The action reverses a move by the Obama White House in 2016 to abstain from the annual vote. CGTN’s Michael Voss reports from Havana on how the change in policy is already having an impact.
Niuris Higueras owns one of Havana’s leading upscale private restaurants. The first time we filmed here in 2015, the majority of El Atelier’s clientele came from the United States. Getting a table meant booking in advance. Now, as U.S. President Donald Trump’s cracks down on Cuba, that has all changed.
“We have seen over 80-percent of reservations cancelled,” Higueras said, “and this not only affects this sector which is directly involved in giving services to tourism, but the entire private sector network.”
When then U.S. President Barack Obama made his historic visit to Cuba in 2015, there was an agreement with Cuba’s President Raul Castro to restore diplomatic relations. Many Cubans hoped for a brighter future.
“I have come to bury the last remnants of the Cold War,” Obama said at the time. He then eased restrictions on Americans visiting the island and opened the door for some trade and investment. U.S. airlines now offer scheduled commercial flights and cruise ships sail here from Miami.
But this new found detente didn’t last long. Earlier this year, U.S. President Donald Trump said, “we will not lift sanctions on the Cuban regime until it delivers full political freedom for the Cuban people.”
Last year, more than 600,000 U.S. and Cuban-American travelers visited Cuba. That has already started to go into reverse.

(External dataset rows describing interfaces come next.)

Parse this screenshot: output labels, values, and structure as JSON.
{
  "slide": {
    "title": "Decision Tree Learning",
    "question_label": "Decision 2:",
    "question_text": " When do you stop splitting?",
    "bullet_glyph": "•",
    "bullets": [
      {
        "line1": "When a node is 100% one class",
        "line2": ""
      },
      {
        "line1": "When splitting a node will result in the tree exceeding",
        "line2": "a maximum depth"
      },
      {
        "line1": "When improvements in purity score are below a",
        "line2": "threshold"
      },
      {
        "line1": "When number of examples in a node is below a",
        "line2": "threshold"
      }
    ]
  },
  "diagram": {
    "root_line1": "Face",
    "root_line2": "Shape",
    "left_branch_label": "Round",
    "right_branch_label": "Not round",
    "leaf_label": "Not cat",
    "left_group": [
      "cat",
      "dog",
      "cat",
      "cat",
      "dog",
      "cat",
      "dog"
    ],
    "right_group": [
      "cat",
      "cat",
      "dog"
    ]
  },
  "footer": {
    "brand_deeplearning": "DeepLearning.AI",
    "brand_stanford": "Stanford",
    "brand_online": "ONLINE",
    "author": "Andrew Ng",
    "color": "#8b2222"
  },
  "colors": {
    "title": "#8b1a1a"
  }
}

The Trump administration recently issued a travel warning for Americans not to visit the island and withdrew most of its diplomats from its embassy in Havana. It also expelled 15 Cubans from their embassy in Washington. This follows alleged sonic attacks which apparently caused hearing loss and other health problems to U.S. diplomats.
Washington remains isolated internationally over its trade embargo against Cuba, with many other countries looking for trade and investment opportunities here before American companies are allowed to compete.